* Exercise aim:
Where a line below carries the word "JSON", include it in the count, then give the count alone.

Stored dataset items
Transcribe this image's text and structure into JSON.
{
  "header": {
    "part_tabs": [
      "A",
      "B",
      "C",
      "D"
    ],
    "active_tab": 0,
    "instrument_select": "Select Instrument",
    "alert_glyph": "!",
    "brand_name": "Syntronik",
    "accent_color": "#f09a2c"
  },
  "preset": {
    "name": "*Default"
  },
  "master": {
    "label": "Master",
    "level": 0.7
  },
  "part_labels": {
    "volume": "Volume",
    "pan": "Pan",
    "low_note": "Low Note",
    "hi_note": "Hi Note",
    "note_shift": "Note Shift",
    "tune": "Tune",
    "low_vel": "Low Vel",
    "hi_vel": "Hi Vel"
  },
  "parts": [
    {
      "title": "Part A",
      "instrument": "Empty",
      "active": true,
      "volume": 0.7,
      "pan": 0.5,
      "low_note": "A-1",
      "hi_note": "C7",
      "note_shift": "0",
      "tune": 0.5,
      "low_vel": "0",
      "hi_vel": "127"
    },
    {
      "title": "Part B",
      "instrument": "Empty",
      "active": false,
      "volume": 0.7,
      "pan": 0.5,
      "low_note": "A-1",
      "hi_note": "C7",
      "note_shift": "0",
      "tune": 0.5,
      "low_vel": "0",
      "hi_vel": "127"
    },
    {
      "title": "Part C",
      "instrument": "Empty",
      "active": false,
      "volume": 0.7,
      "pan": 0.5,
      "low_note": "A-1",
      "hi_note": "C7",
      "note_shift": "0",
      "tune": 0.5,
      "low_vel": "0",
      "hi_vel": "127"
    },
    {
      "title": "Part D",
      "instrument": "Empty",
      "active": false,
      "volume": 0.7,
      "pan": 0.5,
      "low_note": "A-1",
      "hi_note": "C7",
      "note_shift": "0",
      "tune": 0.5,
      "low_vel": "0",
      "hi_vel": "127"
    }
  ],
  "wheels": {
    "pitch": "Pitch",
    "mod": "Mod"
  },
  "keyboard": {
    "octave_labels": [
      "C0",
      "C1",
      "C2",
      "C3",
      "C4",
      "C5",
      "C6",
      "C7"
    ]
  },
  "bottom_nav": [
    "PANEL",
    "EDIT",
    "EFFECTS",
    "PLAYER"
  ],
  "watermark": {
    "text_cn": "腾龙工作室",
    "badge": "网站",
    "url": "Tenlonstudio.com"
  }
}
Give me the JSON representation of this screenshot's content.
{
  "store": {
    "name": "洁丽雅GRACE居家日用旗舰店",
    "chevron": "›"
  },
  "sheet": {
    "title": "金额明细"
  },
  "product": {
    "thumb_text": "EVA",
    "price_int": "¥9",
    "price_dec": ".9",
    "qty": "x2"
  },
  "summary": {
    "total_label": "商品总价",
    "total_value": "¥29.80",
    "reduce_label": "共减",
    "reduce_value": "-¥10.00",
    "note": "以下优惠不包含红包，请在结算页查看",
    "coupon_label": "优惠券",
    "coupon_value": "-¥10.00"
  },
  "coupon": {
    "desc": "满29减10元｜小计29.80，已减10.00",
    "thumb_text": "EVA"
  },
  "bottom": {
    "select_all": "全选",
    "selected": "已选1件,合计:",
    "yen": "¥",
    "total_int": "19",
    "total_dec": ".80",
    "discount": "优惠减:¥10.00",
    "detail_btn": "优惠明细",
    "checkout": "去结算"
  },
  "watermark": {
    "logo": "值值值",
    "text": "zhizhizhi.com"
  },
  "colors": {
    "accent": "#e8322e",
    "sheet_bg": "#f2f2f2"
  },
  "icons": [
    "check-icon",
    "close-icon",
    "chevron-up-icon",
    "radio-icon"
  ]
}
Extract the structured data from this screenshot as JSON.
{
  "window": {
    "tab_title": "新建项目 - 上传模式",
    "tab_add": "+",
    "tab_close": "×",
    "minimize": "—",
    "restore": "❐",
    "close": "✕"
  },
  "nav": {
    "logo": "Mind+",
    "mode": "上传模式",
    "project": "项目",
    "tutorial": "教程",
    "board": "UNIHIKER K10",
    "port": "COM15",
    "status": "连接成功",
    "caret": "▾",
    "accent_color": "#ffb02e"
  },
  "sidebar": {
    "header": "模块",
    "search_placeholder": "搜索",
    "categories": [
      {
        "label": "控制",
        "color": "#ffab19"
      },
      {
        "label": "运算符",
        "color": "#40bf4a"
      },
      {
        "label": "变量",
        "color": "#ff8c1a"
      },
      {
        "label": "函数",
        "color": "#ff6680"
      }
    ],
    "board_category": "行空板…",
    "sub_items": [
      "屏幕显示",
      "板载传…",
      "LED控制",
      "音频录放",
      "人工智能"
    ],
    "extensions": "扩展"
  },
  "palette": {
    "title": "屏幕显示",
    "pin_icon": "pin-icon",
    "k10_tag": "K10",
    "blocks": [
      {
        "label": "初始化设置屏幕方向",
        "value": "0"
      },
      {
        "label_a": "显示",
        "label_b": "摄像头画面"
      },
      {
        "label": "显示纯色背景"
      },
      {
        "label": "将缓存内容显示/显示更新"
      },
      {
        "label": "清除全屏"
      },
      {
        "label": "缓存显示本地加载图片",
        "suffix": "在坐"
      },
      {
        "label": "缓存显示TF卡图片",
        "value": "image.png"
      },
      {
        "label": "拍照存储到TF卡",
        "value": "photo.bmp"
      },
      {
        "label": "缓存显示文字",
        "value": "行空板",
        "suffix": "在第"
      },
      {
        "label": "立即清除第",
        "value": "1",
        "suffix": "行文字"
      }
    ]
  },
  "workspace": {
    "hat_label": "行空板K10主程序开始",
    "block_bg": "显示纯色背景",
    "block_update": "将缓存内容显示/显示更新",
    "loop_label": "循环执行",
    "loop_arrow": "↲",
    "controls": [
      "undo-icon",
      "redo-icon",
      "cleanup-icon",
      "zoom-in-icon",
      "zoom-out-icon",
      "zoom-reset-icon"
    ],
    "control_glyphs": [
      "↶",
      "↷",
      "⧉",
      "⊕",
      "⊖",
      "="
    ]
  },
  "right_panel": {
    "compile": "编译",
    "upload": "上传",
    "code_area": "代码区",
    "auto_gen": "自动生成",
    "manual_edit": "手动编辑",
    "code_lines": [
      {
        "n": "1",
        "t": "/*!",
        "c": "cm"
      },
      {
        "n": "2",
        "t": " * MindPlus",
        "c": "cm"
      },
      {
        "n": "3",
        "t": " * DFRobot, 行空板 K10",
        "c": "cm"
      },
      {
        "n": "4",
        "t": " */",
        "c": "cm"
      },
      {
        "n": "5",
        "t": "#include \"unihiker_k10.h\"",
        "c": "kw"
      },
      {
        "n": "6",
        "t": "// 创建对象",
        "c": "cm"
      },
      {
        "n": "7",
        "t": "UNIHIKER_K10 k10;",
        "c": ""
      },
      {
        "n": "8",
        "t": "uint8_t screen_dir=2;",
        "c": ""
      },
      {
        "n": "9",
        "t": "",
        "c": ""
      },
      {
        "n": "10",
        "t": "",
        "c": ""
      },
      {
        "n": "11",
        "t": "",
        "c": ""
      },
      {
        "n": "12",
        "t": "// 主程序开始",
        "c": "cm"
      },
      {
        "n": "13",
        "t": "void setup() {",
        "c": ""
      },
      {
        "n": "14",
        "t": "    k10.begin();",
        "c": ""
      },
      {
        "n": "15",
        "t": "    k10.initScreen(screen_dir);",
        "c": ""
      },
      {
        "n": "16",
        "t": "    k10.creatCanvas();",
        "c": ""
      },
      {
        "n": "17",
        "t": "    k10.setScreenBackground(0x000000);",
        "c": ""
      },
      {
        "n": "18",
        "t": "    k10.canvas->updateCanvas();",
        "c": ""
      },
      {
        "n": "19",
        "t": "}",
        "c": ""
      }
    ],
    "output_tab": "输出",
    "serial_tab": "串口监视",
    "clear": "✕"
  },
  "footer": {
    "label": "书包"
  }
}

* Answer space:
3